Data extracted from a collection
▬▬▬▬▬▬▬▬▬▬
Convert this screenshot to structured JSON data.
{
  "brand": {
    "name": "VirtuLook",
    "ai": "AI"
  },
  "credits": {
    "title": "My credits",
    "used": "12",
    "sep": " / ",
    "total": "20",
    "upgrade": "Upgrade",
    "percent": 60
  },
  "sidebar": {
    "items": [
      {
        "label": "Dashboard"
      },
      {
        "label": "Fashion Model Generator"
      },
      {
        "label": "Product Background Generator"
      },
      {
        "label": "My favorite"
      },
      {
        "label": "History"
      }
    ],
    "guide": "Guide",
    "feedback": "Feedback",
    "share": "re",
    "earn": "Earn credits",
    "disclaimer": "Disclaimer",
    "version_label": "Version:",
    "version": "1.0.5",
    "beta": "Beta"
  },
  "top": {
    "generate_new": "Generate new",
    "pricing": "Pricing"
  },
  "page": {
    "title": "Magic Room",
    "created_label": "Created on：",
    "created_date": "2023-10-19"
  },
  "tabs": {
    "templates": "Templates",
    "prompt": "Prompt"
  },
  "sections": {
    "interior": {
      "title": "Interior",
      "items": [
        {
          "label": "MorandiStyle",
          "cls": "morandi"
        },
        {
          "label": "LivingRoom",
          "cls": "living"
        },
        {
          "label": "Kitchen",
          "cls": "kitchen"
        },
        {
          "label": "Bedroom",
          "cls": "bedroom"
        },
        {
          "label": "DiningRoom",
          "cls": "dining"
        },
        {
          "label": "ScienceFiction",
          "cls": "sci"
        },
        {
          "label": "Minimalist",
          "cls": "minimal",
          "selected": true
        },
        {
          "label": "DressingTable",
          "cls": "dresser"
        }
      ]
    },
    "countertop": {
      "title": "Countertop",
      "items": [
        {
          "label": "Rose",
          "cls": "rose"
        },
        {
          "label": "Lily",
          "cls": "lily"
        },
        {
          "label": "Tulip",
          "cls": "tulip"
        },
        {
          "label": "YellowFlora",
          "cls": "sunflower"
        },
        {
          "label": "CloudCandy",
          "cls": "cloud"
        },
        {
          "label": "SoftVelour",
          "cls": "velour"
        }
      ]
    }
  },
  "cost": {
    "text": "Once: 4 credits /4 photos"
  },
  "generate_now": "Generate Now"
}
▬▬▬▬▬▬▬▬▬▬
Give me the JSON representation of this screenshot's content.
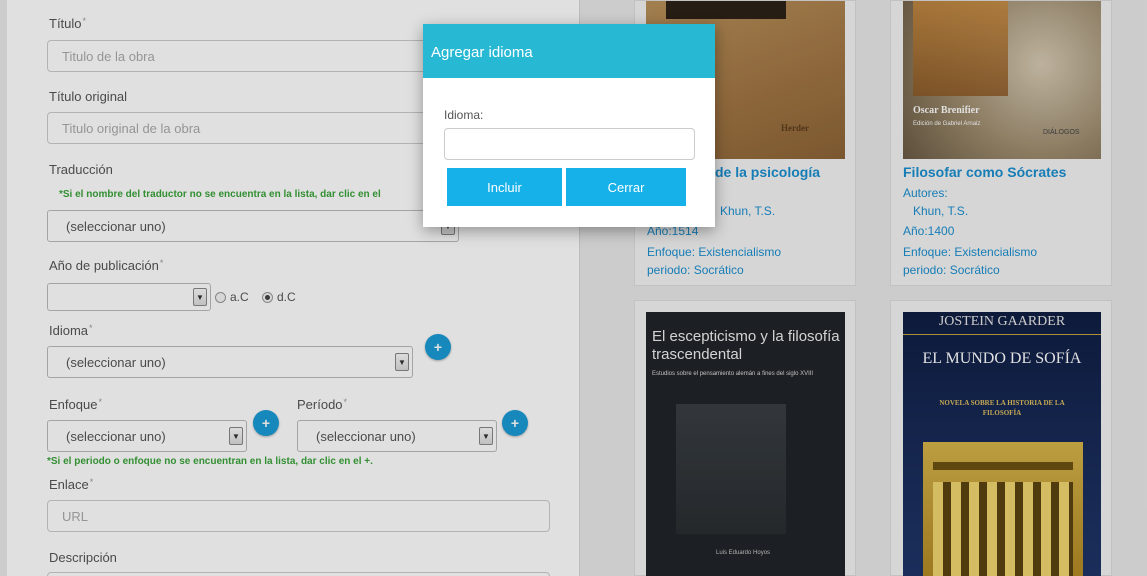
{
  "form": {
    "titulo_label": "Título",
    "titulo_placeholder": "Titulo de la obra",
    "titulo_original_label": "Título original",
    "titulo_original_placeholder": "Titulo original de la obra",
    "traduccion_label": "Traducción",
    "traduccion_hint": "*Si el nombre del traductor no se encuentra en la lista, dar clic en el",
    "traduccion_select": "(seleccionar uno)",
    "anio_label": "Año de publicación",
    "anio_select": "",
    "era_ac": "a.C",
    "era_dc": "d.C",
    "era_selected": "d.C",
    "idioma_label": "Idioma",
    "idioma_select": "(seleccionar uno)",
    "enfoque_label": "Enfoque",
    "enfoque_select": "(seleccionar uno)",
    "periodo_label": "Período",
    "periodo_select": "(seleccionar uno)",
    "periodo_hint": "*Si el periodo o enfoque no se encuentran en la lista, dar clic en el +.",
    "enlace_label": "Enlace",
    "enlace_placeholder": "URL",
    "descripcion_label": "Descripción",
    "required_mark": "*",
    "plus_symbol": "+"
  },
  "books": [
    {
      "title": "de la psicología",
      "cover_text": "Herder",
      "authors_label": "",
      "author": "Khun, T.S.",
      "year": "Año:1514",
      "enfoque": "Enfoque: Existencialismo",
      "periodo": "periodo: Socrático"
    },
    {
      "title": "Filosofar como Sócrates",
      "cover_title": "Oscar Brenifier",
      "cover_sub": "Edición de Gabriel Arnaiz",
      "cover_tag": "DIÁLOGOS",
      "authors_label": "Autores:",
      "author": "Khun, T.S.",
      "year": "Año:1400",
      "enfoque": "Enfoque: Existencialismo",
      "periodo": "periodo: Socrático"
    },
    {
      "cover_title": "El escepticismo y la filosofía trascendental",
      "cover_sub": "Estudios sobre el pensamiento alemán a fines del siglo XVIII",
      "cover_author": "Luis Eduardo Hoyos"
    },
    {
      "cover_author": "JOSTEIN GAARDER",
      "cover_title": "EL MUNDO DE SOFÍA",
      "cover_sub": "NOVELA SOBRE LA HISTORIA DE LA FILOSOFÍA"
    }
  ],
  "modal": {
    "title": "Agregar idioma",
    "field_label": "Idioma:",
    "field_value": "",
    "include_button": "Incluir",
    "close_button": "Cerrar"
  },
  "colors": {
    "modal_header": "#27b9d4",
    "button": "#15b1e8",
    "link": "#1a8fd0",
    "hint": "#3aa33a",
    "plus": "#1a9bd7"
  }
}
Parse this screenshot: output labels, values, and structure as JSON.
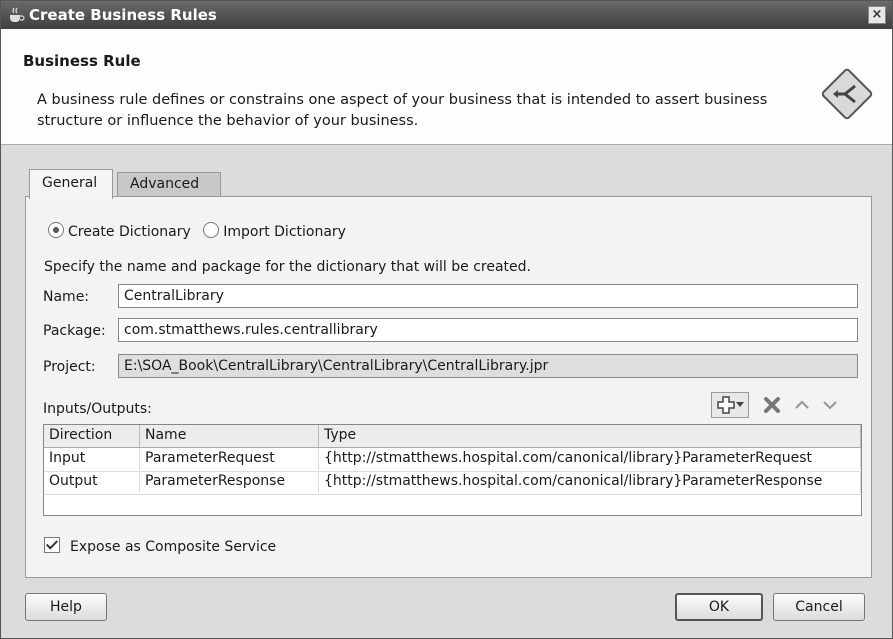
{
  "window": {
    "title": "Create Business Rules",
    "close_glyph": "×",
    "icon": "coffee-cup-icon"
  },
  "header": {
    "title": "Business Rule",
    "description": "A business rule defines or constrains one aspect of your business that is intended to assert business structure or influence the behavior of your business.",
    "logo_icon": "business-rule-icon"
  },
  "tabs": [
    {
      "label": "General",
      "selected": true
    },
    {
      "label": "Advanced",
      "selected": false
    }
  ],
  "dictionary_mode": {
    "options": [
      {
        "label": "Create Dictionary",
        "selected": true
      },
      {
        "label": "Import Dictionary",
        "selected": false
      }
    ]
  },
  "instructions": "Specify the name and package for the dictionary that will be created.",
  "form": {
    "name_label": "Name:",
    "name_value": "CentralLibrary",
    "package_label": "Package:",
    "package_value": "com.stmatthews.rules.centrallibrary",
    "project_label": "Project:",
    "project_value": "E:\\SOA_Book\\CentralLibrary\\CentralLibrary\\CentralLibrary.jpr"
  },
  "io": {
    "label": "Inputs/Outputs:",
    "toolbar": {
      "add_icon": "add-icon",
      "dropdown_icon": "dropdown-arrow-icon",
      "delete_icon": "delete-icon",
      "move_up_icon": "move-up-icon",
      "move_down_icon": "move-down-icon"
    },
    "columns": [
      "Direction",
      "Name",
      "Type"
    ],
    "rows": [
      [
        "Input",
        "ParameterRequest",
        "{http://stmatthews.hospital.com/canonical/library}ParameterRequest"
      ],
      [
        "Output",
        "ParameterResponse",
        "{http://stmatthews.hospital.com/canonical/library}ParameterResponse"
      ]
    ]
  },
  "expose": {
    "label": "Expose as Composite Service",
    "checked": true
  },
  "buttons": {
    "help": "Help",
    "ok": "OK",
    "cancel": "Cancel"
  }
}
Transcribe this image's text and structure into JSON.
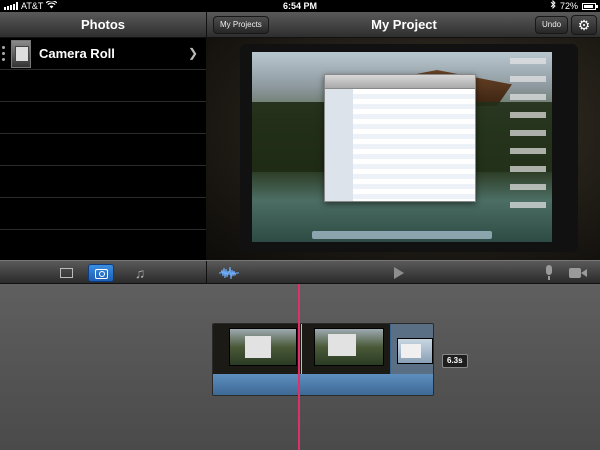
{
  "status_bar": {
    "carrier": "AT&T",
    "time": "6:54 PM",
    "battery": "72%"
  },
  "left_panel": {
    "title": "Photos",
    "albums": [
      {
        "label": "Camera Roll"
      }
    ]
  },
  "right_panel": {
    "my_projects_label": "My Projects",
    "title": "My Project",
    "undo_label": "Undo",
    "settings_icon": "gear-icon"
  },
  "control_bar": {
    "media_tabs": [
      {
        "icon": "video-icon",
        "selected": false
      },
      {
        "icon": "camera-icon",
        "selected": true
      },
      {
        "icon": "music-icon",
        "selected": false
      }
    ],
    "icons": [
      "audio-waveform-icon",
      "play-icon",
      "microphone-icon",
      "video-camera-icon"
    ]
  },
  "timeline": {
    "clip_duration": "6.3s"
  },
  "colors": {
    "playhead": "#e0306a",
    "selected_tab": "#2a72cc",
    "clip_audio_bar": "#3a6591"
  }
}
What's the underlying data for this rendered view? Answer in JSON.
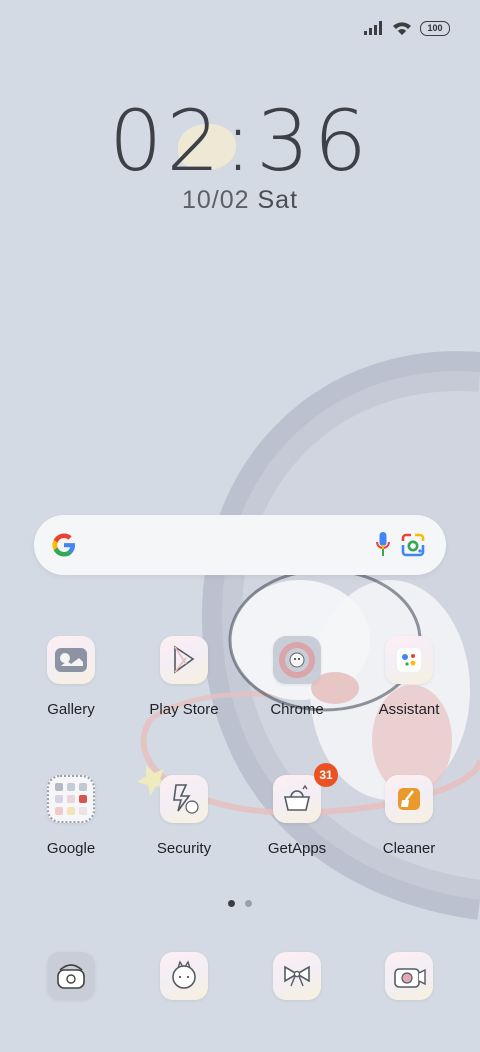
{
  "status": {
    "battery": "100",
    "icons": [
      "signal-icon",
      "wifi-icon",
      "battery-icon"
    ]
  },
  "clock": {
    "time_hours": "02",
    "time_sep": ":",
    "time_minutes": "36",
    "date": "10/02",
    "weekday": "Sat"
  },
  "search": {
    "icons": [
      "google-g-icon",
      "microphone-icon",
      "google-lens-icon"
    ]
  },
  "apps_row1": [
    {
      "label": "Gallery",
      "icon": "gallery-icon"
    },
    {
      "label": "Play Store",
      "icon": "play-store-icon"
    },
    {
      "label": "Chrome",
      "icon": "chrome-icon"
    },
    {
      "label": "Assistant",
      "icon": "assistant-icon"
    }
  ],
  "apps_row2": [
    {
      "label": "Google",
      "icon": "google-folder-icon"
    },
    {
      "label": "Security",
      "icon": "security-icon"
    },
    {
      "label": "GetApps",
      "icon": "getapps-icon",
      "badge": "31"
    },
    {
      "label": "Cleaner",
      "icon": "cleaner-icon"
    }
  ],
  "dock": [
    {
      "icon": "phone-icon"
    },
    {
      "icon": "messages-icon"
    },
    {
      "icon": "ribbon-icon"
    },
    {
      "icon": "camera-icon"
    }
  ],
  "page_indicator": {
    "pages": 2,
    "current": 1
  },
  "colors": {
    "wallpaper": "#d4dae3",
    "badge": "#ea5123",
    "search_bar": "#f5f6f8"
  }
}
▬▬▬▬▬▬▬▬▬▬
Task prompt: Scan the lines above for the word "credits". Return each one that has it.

Solution to this task:
  "credits": {
    "title": "My credits",
    "earn": "Earn credits",
    "text": "Once: 4 credits /4 photos"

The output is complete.